═════ Data for the task ═════

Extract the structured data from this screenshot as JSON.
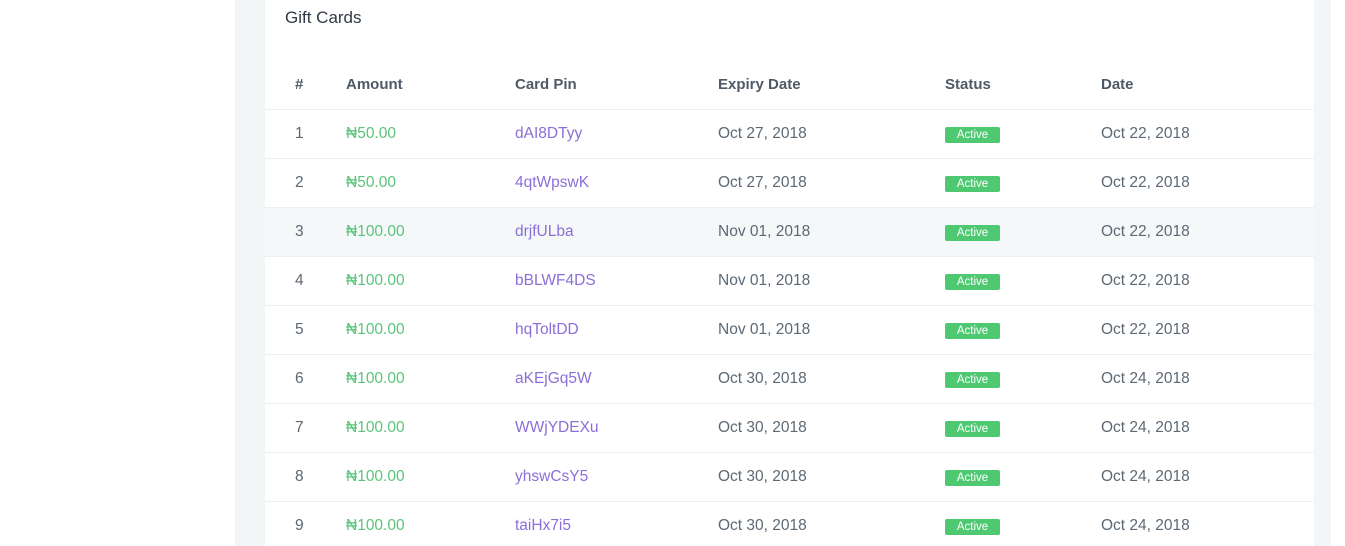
{
  "card": {
    "title": "Gift Cards"
  },
  "table": {
    "headers": {
      "num": "#",
      "amount": "Amount",
      "pin": "Card Pin",
      "expiry": "Expiry Date",
      "status": "Status",
      "date": "Date"
    },
    "rows": [
      {
        "num": "1",
        "amount": "₦50.00",
        "pin": "dAI8DTyy",
        "expiry": "Oct 27, 2018",
        "status": "Active",
        "date": "Oct 22, 2018"
      },
      {
        "num": "2",
        "amount": "₦50.00",
        "pin": "4qtWpswK",
        "expiry": "Oct 27, 2018",
        "status": "Active",
        "date": "Oct 22, 2018"
      },
      {
        "num": "3",
        "amount": "₦100.00",
        "pin": "drjfULba",
        "expiry": "Nov 01, 2018",
        "status": "Active",
        "date": "Oct 22, 2018"
      },
      {
        "num": "4",
        "amount": "₦100.00",
        "pin": "bBLWF4DS",
        "expiry": "Nov 01, 2018",
        "status": "Active",
        "date": "Oct 22, 2018"
      },
      {
        "num": "5",
        "amount": "₦100.00",
        "pin": "hqToltDD",
        "expiry": "Nov 01, 2018",
        "status": "Active",
        "date": "Oct 22, 2018"
      },
      {
        "num": "6",
        "amount": "₦100.00",
        "pin": "aKEjGq5W",
        "expiry": "Oct 30, 2018",
        "status": "Active",
        "date": "Oct 24, 2018"
      },
      {
        "num": "7",
        "amount": "₦100.00",
        "pin": "WWjYDEXu",
        "expiry": "Oct 30, 2018",
        "status": "Active",
        "date": "Oct 24, 2018"
      },
      {
        "num": "8",
        "amount": "₦100.00",
        "pin": "yhswCsY5",
        "expiry": "Oct 30, 2018",
        "status": "Active",
        "date": "Oct 24, 2018"
      },
      {
        "num": "9",
        "amount": "₦100.00",
        "pin": "taiHx7i5",
        "expiry": "Oct 30, 2018",
        "status": "Active",
        "date": "Oct 24, 2018"
      }
    ]
  },
  "colors": {
    "amount": "#5bc47a",
    "pin": "#8a6fd8",
    "status_badge": "#4fc872",
    "page_background": "#f2f6f7"
  }
}
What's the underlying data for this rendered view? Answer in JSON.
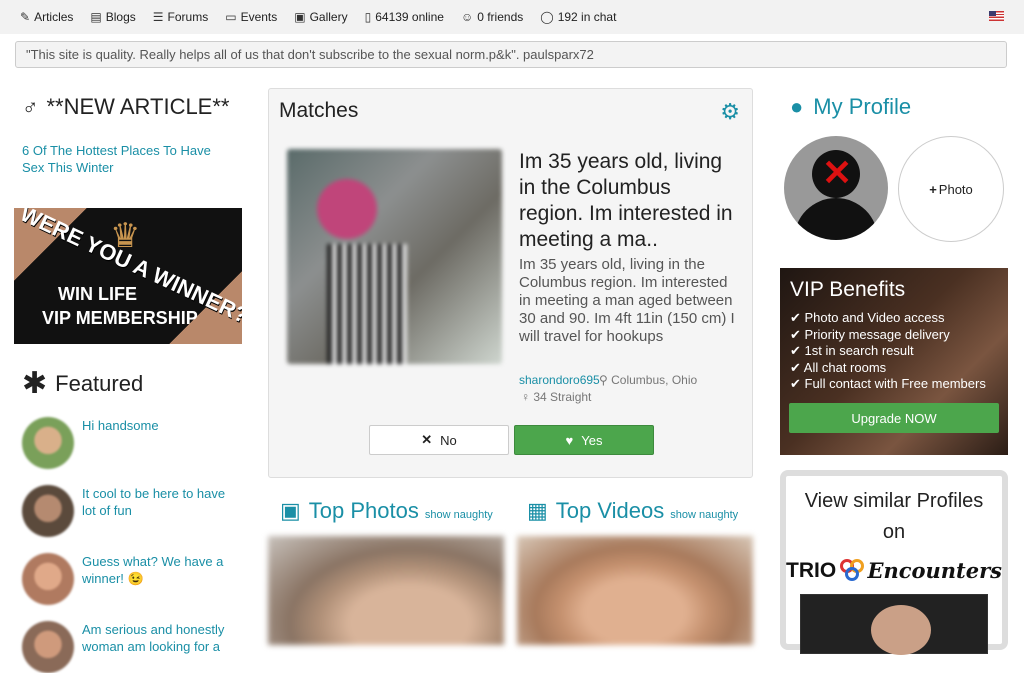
{
  "nav": {
    "items": [
      {
        "label": "Articles",
        "icon": "pencil-icon"
      },
      {
        "label": "Blogs",
        "icon": "book-icon"
      },
      {
        "label": "Forums",
        "icon": "list-icon"
      },
      {
        "label": "Events",
        "icon": "calendar-icon"
      },
      {
        "label": "Gallery",
        "icon": "images-icon"
      },
      {
        "label": "64139 online",
        "icon": "phone-icon"
      },
      {
        "label": "0 friends",
        "icon": "users-icon"
      },
      {
        "label": "192 in chat",
        "icon": "chat-icon"
      }
    ],
    "flag": "us-flag-icon"
  },
  "quote": "\"This site is quality. Really helps all of us that don't subscribe to the sexual norm.p&k\". paulsparx72",
  "left": {
    "new_article_title": "**NEW ARTICLE**",
    "article_link": "6 Of The Hottest Places To Have Sex This Winter",
    "banner": {
      "line1": "WERE YOU A WINNER?",
      "line2": "WIN LIFE",
      "line3": "VIP MEMBERSHIP"
    },
    "featured_title": "Featured",
    "featured": [
      {
        "text": "Hi handsome"
      },
      {
        "text": "It cool to be here to have lot of fun"
      },
      {
        "text": "Guess what? We have a winner! 😉"
      },
      {
        "text": "Am serious and honestly woman am looking for a"
      }
    ]
  },
  "matches": {
    "title": "Matches",
    "headline": "Im 35 years old, living in the Columbus region. Im interested in meeting a ma..",
    "description": "Im 35 years old, living in the Columbus region. Im interested in meeting a man aged between 30 and 90. Im 4ft 11in (150 cm) I will travel for hookups",
    "username": "sharondoro695",
    "location": "Columbus, Ohio",
    "age_orientation": "34 Straight",
    "no_label": "No",
    "yes_label": "Yes"
  },
  "top_photos": {
    "title": "Top Photos",
    "link": "show naughty"
  },
  "top_videos": {
    "title": "Top Videos",
    "link": "show naughty"
  },
  "right": {
    "my_profile": "My Profile",
    "add_photo": "Photo",
    "vip": {
      "title": "VIP Benefits",
      "benefits": [
        "Photo and Video access",
        "Priority message delivery",
        "1st in search result",
        "All chat rooms",
        "Full contact with Free members"
      ],
      "upgrade": "Upgrade NOW"
    },
    "similar": {
      "line1": "View similar Profiles",
      "line2": "on",
      "brand1": "TRIO",
      "brand2": "Encounters"
    }
  },
  "colors": {
    "accent": "#1a8fa6",
    "green": "#4ca64c"
  }
}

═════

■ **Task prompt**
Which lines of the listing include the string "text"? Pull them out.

■ **Result of the exercise**
        "text": "Hi handsome"
        "text": "It cool to be here to have lot of fun"
        "text": "Guess what? We have a winner! 😉"
        "text": "Am serious and honestly woman am looking for a"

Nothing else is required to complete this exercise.